I'm rounding up a number of recent links on the question of the AUT boycott decision. There's a statement here by Adam Logan, lecturer in Maths at the University of Liverpool:
I reject this resolution because it is connected with a movement that promotes the destruction of a sovereign, independent country; because it is inconsistent with the basic principles of academic freedom; because it is based on statements of fact which are incorrect, strongly contestable, or irrelevant; and because it was adopted by an undemocratic procedure.Read the rest. From a report in the Times Higer Education Supplement:
Jocelyn Prudence, chief executive of the Universities and Colleges Employers' Association, said: "Early indications are that (the boycott) would appear to run contrary to contractual law, race and religious discrimination law, and academic freedom obligations that are built into the contracts of staff in pre-1992 universities."Paul Anderson at Gauche:
For the first time in a working lifetime of trade union membership, I'm seriously tempted to tear up a union card...From the Jerusalem Post:
I think I am probably in breach of the boycott at the moment - though I can't be sure because I have not yet received details from the AUT of what the boycott is to entail. Several of my students at City University are here on scholarships organised by the Olive Tree Educational Trust in collaboration with Israeli and Palestinian universities to foster dialogue between Israelis and Palestinians. It is a great scheme to which I am fully committed, and I'd rather leave the AUT than endanger it.
But it's not just my personal interest in this particular project that is making me think about resigning from the AUT. I'm against the boycott on principle and think that it's a disastrously stupid course of action to pursue.
Chris Fox, lecturer in Computer Science at Essex University, told The Jerusalem Post that the 25 signatures by AUT local association members required to submit a motion calling for the repeal of the boycott resolutions were being collected.From Haaretz:
The motion would be heard in an emergency national meeting. Fox said that if the executive failed to call such a meeting, the AUT could expect further resignations.
"I will be resigning in the next few days if the national executive of the union fails to indicate an intention to act directly to reconsider or rescind the boycott," said Fox, adding that "many people here have resigned from the union."
Michael Green of Cambridge University, one of the world's leading physicists, is one of the members who resigned from AUT. "I would condemn many actions of Israel's government," Green told Haaretz, "but (a boycott) contradicts academic freedom." He called the decision "outrageous," saying it exceeded the agenda of a trade union. "Why is such a step taken against Israel, and not applied to many places in the world, such as Russia, for its policy in Chechnya?" Green said three or four other people told him they would resign from AUT as a result of the boycott.Ditto:
The higher education system does not operate in a vacuum.
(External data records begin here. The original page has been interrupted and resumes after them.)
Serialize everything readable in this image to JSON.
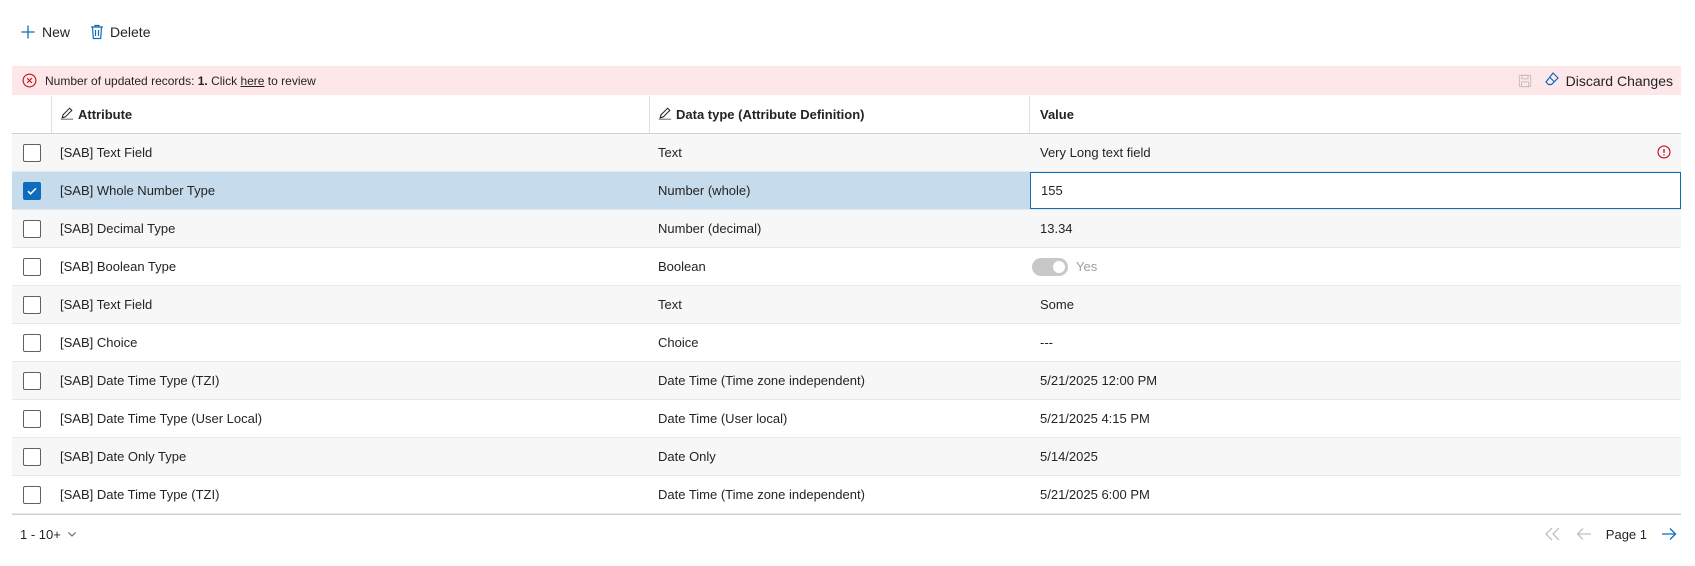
{
  "toolbar": {
    "new_label": "New",
    "delete_label": "Delete"
  },
  "banner": {
    "text_before": "Number of updated records: ",
    "count": "1.",
    "text_click": " Click ",
    "link_text": "here",
    "text_after": " to review",
    "discard_label": "Discard Changes"
  },
  "columns": {
    "attribute": "Attribute",
    "data_type": "Data type (Attribute Definition)",
    "value": "Value"
  },
  "rows": [
    {
      "attribute": "[SAB] Text Field",
      "data_type": "Text",
      "value": "Very Long text field"
    },
    {
      "attribute": "[SAB] Whole Number Type",
      "data_type": "Number (whole)",
      "value": "155"
    },
    {
      "attribute": "[SAB] Decimal Type",
      "data_type": "Number (decimal)",
      "value": "13.34"
    },
    {
      "attribute": "[SAB] Boolean Type",
      "data_type": "Boolean",
      "value": "Yes"
    },
    {
      "attribute": "[SAB] Text Field",
      "data_type": "Text",
      "value": "Some"
    },
    {
      "attribute": "[SAB] Choice",
      "data_type": "Choice",
      "value": "---"
    },
    {
      "attribute": "[SAB] Date Time Type (TZI)",
      "data_type": "Date Time (Time zone independent)",
      "value": "5/21/2025 12:00 PM"
    },
    {
      "attribute": "[SAB] Date Time Type (User Local)",
      "data_type": "Date Time (User local)",
      "value": "5/21/2025 4:15 PM"
    },
    {
      "attribute": "[SAB] Date Only Type",
      "data_type": "Date Only",
      "value": "5/14/2025"
    },
    {
      "attribute": "[SAB] Date Time Type (TZI)",
      "data_type": "Date Time (Time zone independent)",
      "value": "5/21/2025 6:00 PM"
    }
  ],
  "footer": {
    "range_label": "1 - 10+",
    "page_label": "Page 1"
  },
  "colors": {
    "accent": "#0f6cbd",
    "banner_bg": "#fde7e9",
    "error": "#c50f1f",
    "selected_row": "#c6dcec"
  }
}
It needs not only congresses and sabbatical years. It is in much more urgent need of international contacts, publication in various countries, confirmation and scientific inspiration from important colleagues. In effect, it is not the universities in England that will now boycott Israel. The universities will, if they wish, continue to invite talented Israelis to lectures, sabbaticals and doctoral studies. The AUT - in acceptance committees for publications and congresses, and everything that is essential for the existence of freedom of expression, research and academic development - will be the one to distinguish between the "collaborators with the authorities" (for example, anyone who was in the army or whose son was in the army?) and people who are "all right," and thus they will create a new ranking of who will succeed in penetrating the international community, and who will be forced to make do with expressing himself in Hebrew only.Meanwhile, Engage has carried a second post (for the first, see here) disagreeing with the view that Jewish academics should resign from the AUT. I would like to comment.
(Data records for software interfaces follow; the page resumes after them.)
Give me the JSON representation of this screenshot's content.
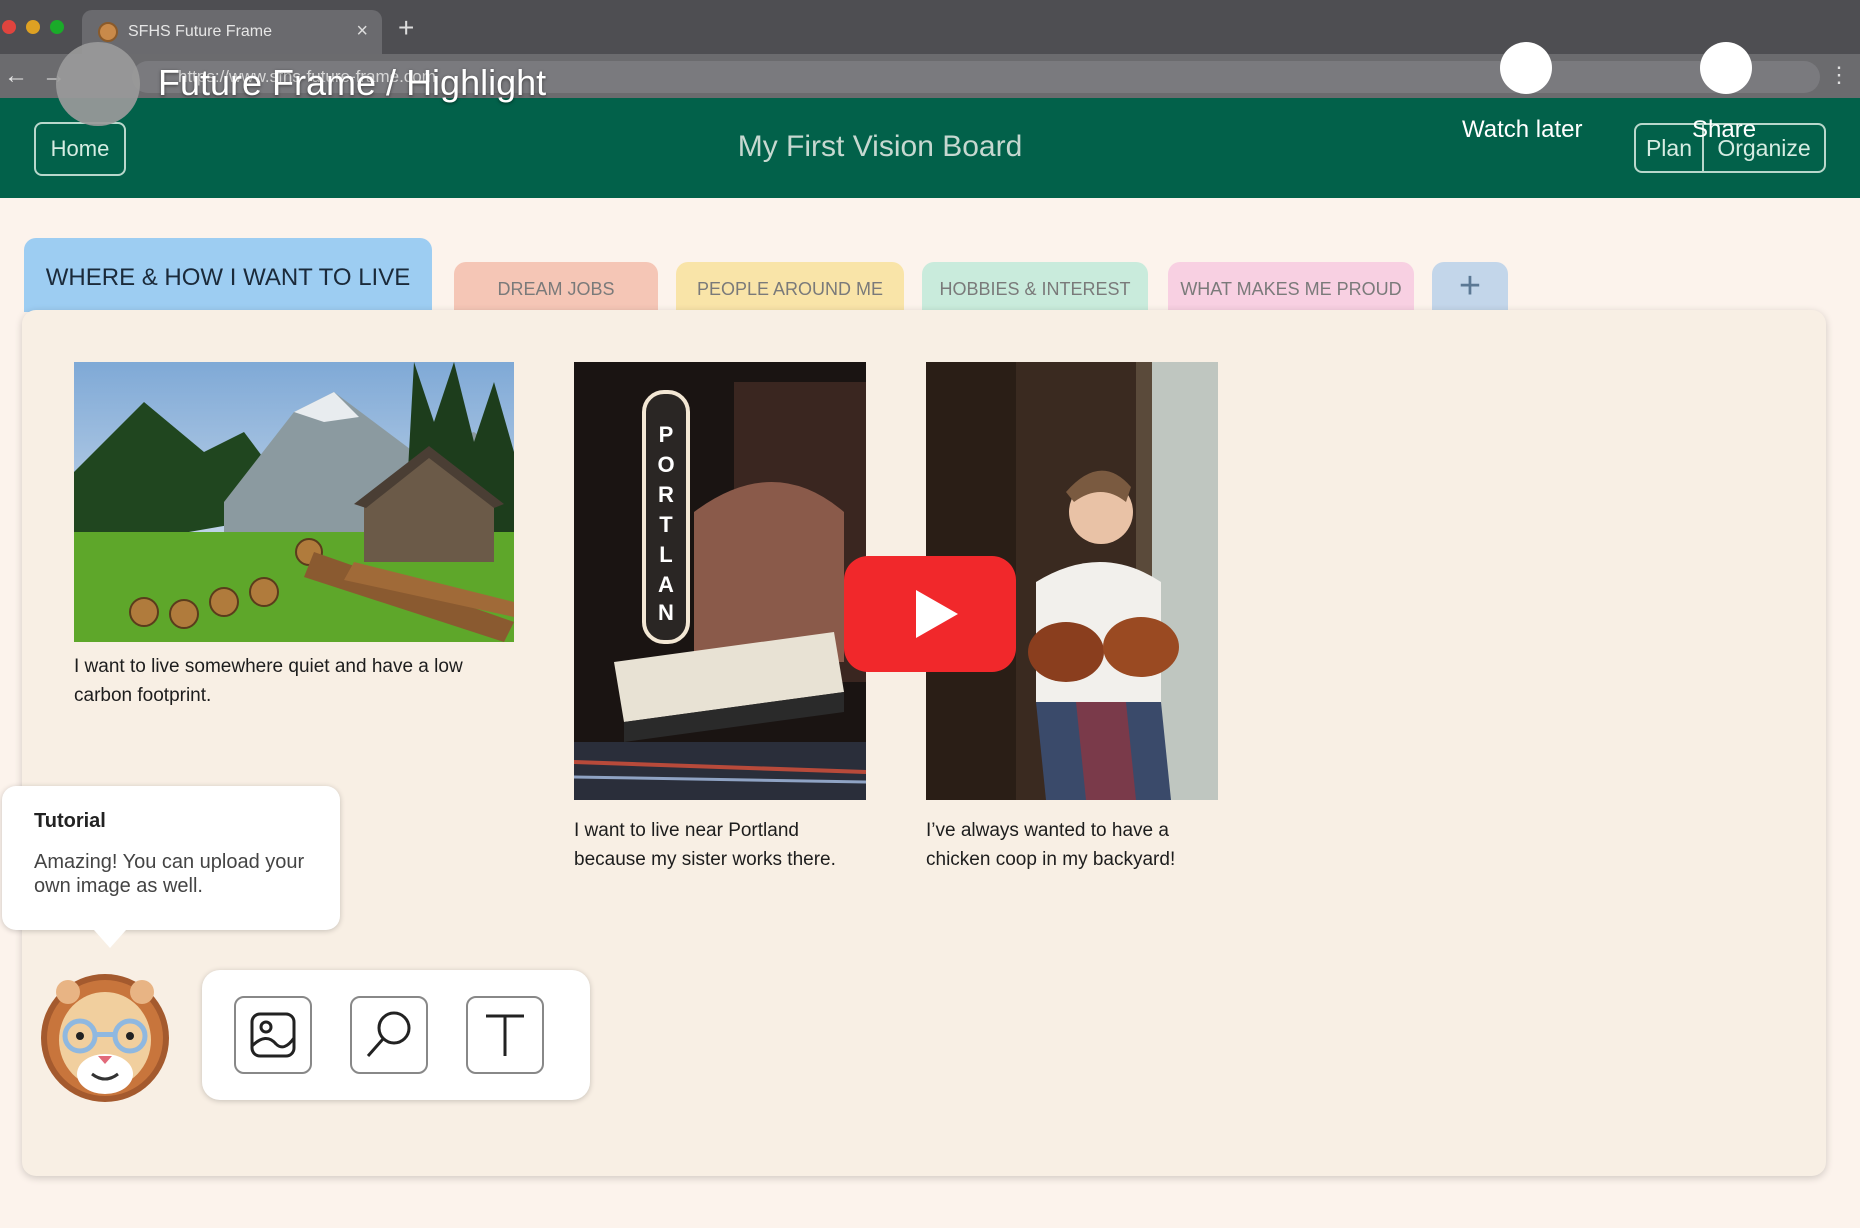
{
  "browser": {
    "tab_title": "SFHS Future Frame",
    "tab_close": "×",
    "new_tab": "+",
    "back": "←",
    "forward": "→",
    "url": "https://www.sfhs-future-frame.com",
    "menu": "⋮"
  },
  "video_overlay": {
    "title": "Future Frame / Highlight",
    "watch_later_label": "Watch later",
    "share_label": "Share"
  },
  "header": {
    "home_label": "Home",
    "board_title": "My First Vision Board",
    "plan_label": "Plan",
    "organize_label": "Organize"
  },
  "category_tabs": [
    {
      "label": "WHERE & HOW I WANT TO LIVE",
      "active": true
    },
    {
      "label": "DREAM JOBS",
      "active": false
    },
    {
      "label": "PEOPLE AROUND ME",
      "active": false
    },
    {
      "label": "HOBBIES & INTEREST",
      "active": false
    },
    {
      "label": "WHAT MAKES ME PROUD",
      "active": false
    },
    {
      "label": "+",
      "active": false
    }
  ],
  "cards": [
    {
      "image": "mountain-cabin-photo",
      "caption": "I want to live somewhere quiet and have a low carbon footprint."
    },
    {
      "image": "portland-theater-sign-photo",
      "caption": "I want to live near Portland because my sister works there."
    },
    {
      "image": "woman-holding-chickens-photo",
      "caption": "I’ve always wanted to have a chicken coop in my backyard!"
    }
  ],
  "tutorial": {
    "title": "Tutorial",
    "body": "Amazing! You can upload your own image as well."
  },
  "tools": [
    "upload-image-icon",
    "search-icon",
    "text-icon"
  ],
  "colors": {
    "header_green": "#02614a",
    "active_tab_blue": "#9dcdf2",
    "youtube_red": "#f1282b",
    "board_bg": "#f8efe4"
  }
}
Speaking for myself - though my guess is that this view would be shared by others who have resigned - I have said more than once that there are different ways of opposing the boycott decision, with resignation only one of these. Applying pressure and registering protest from outside is another, and fighting within the AUT to get the decision reversed another. I've also said that I can see why there will be people who choose not to resign, and that I respect their reasons. On the other hand, those at Engage who disagree with resignations by Jewish members make no concession whatever - not in anything they've so far said - to why some Jewish academics might feel that they don't want, even temporarily, to stay in an organization publicly committed to an anti-Semitic policy. I have to say, for all that the work now being done by Engage is crucial, which is why I support it, I find this reaction narrow, and I would even go so far as to say cramped. Members of a minority (ethnic, religious, etc.) whose union has adopted a policy they see as prejudicial to their interests or identity and who choose to stay in and fight against it - well, that is their right. But it shouldn't take too much imagination or experience of the world to grasp why some others may not find this either congenial or dignified.
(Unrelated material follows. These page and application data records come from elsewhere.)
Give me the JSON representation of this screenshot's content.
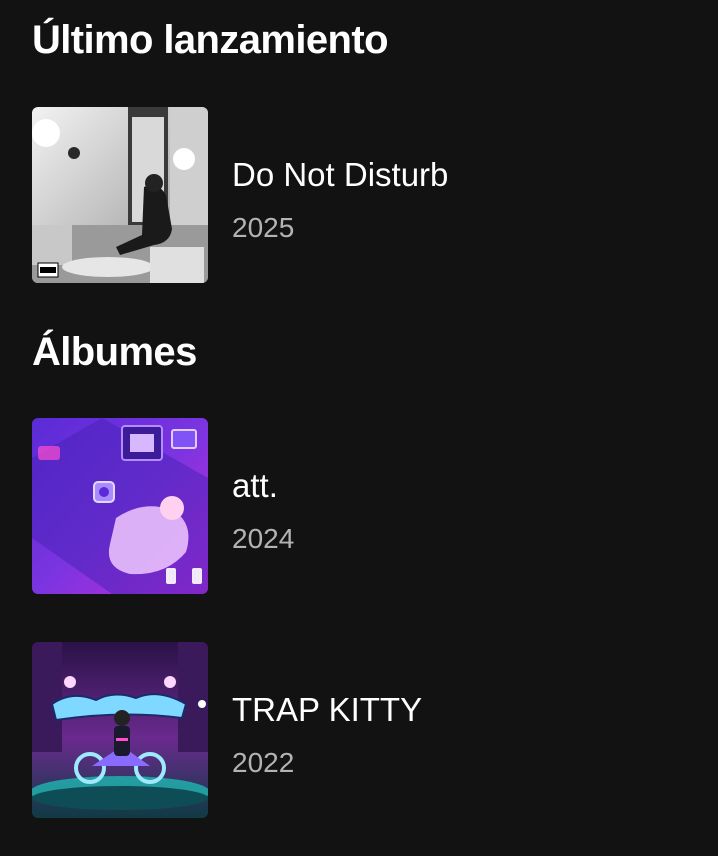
{
  "latest_release": {
    "heading": "Último lanzamiento",
    "item": {
      "title": "Do Not Disturb",
      "year": "2025",
      "cover_style": "black-and-white photo, woman seated on sofa by window",
      "explicit_badge": true
    }
  },
  "albums": {
    "heading": "Álbumes",
    "items": [
      {
        "title": "att.",
        "year": "2024",
        "cover_style": "purple neon illustration of a room from above"
      },
      {
        "title": "TRAP KITTY",
        "year": "2022",
        "cover_style": "neon cyan/purple scene with rider on motorcycle and graffiti logo"
      }
    ]
  },
  "colors": {
    "background": "#121212",
    "title_text": "#ffffff",
    "subtitle_text": "#b3b3b3"
  }
}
It is also interesting that Engage should twice have seen fit to make a statement against Jewish resignations, a statement directed at people actively supporting the effort to get the AUT decision reversed, when one might have thought they should be focusing this energy on more relevant targets: on opponents in fact; people who have hijacked their union in the service of a noxious policy.
Still, the effort of Engage is to be applauded and actively supported. There are different and complementary ways of fighting, and this is a common battle.